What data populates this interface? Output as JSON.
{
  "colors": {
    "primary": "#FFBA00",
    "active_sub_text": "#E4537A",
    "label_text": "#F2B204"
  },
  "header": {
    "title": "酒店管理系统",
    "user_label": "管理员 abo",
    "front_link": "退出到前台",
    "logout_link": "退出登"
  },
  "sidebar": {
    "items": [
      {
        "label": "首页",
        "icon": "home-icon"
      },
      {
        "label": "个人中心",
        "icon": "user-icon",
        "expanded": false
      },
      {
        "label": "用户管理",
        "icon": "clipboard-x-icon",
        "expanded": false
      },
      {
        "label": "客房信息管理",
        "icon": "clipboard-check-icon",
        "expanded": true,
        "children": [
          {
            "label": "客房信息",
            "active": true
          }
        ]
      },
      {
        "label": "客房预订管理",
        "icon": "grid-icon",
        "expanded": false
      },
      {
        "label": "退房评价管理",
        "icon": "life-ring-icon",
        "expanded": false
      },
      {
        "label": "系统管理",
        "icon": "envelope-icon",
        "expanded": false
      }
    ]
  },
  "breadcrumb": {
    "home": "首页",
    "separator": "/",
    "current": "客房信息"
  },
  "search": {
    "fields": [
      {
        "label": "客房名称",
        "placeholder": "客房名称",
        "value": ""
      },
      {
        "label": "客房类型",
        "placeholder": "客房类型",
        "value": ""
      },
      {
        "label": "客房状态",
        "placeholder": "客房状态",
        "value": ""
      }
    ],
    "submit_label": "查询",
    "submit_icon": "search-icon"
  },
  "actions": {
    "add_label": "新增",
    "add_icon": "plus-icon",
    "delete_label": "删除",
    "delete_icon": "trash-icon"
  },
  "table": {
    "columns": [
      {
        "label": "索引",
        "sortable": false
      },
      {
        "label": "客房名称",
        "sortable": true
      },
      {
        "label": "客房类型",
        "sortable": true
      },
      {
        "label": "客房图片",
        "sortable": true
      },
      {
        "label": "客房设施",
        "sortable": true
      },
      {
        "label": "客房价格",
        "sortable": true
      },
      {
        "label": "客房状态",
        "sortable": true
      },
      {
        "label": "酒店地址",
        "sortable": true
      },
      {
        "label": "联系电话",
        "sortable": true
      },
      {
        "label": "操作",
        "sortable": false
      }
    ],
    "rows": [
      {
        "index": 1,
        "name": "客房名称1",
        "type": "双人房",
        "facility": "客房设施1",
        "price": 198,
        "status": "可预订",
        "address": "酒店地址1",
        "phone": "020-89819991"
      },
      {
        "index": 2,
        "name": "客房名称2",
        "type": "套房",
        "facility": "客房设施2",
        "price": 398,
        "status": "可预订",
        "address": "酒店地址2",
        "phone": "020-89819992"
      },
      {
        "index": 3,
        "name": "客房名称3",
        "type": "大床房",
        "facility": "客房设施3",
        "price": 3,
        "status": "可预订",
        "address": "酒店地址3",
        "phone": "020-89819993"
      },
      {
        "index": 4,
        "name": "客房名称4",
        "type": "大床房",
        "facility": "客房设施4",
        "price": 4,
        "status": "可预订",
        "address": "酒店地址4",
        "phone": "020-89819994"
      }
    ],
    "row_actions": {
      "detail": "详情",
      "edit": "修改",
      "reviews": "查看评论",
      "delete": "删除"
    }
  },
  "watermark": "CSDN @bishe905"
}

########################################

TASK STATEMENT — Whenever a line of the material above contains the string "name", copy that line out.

THE COMPLETED TASK —
        "name": "客房名称1",
        "name": "客房名称2",
        "name": "客房名称3",
        "name": "客房名称4",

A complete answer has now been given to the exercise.